|International Classification||B29C51/22, B32B3/28, B65D81/03|
|Cooperative Classification||B29C66/73921, B29C66/438, B29C65/18, Y10T428/24661, Y10T29/481, Y10T428/24612, Y10T428/24562, B65D81/03, B29C66/83411, B29C51/225, B29C66/83415, B29C66/21, B29L2024/00, B29C66/83513, B29C66/54, B32B3/28, B29C66/83417, B29C65/02, B29C65/1432, B29C66/83511, B29C65/1464, B29C66/5412|

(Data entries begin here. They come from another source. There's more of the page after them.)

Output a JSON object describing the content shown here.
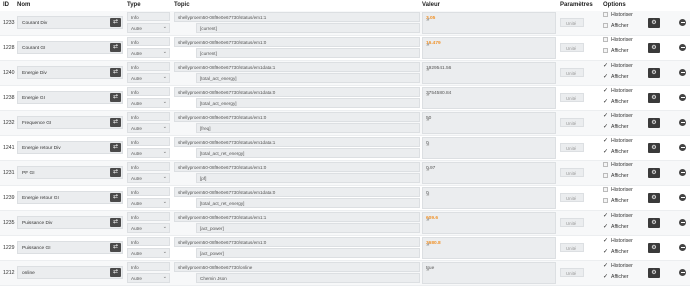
{
  "headers": {
    "id": "ID",
    "name": "Nom",
    "type": "Type",
    "topic": "Topic",
    "value": "Valeur",
    "params": "Paramètres",
    "options": "Options"
  },
  "rows": [
    {
      "id": "1233",
      "name": "Courant Div",
      "type": "Info",
      "subtype": "Autre",
      "topic": "shellyproem50-08f9e0e67730/status/em1:1",
      "subtopic": "[current]",
      "value": "3.05",
      "hot": true,
      "unit": "Unité",
      "historize": false,
      "display": false,
      "chk": "box"
    },
    {
      "id": "1228",
      "name": "Courant GI",
      "type": "Info",
      "subtype": "Autre",
      "topic": "shellyproem50-08f9e0e67730/status/em1:0",
      "subtopic": "[current]",
      "value": "16.479",
      "hot": true,
      "unit": "Unité",
      "historize": false,
      "display": false,
      "chk": "box"
    },
    {
      "id": "1240",
      "name": "Energie Div",
      "type": "Info",
      "subtype": "Autre",
      "topic": "shellyproem50-08f9e0e67730/status/em1data:1",
      "subtopic": "[total_act_energy]",
      "value": "1929541.56",
      "hot": false,
      "unit": "Unité",
      "chk": "tick"
    },
    {
      "id": "1238",
      "name": "Energie GI",
      "type": "Info",
      "subtype": "Autre",
      "topic": "shellyproem50-08f9e0e67730/status/em1data:0",
      "subtopic": "[total_act_energy]",
      "value": "3754580.84",
      "hot": false,
      "unit": "Unité",
      "chk": "tick"
    },
    {
      "id": "1232",
      "name": "Frequence GI",
      "type": "Info",
      "subtype": "Autre",
      "topic": "shellyproem50-08f9e0e67730/status/em1:0",
      "subtopic": "[freq]",
      "value": "50",
      "hot": false,
      "unit": "Unité",
      "chk": "tick"
    },
    {
      "id": "1241",
      "name": "Energie retour Div",
      "type": "Info",
      "subtype": "Autre",
      "topic": "shellyproem50-08f9e0e67730/status/em1data:1",
      "subtopic": "[total_act_ret_energy]",
      "value": "0",
      "hot": false,
      "unit": "Unité",
      "chk": "tick"
    },
    {
      "id": "1231",
      "name": "PF GI",
      "type": "Info",
      "subtype": "Autre",
      "topic": "shellyproem50-08f9e0e67730/status/em1:0",
      "subtopic": "[pf]",
      "value": "0.97",
      "hot": false,
      "unit": "Unité",
      "chk": "box"
    },
    {
      "id": "1239",
      "name": "Energie retour GI",
      "type": "Info",
      "subtype": "Autre",
      "topic": "shellyproem50-08f9e0e67730/status/em1data:0",
      "subtopic": "[total_act_ret_energy]",
      "value": "0",
      "hot": false,
      "unit": "Unité",
      "chk": "box"
    },
    {
      "id": "1235",
      "name": "Puissance Div",
      "type": "Info",
      "subtype": "Autre",
      "topic": "shellyproem50-08f9e0e67730/status/em1:1",
      "subtopic": "[act_power]",
      "value": "609.6",
      "hot": true,
      "unit": "Unité",
      "chk": "tick"
    },
    {
      "id": "1229",
      "name": "Puissance GI",
      "type": "Info",
      "subtype": "Autre",
      "topic": "shellyproem50-08f9e0e67730/status/em1:0",
      "subtopic": "[act_power]",
      "value": "3680.8",
      "hot": true,
      "unit": "Unité",
      "chk": "tick"
    },
    {
      "id": "1212",
      "name": "online",
      "type": "Info",
      "subtype": "Autre",
      "topic": "shellyproem50-08f9e0e67730/online",
      "subtopic": "Chemin Json",
      "value": "true",
      "hot": false,
      "unit": "Unité",
      "chk": "tick"
    }
  ],
  "options": {
    "historize": "Historiser",
    "display": "Afficher"
  },
  "icons": {
    "name_button": "wrench-icon",
    "config": "gears-icon",
    "delete": "minus-circle-icon",
    "chevron": "chevron-down-icon"
  }
}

|European Classification||B29C65/14, B29C66/54, B29C66/21, B29C65/02, B29C66/83513, B29C66/83511, B29C66/83411, B29C66/83415, B29C66/83417, B32B3/28, B29C51/22B, B65D81/03|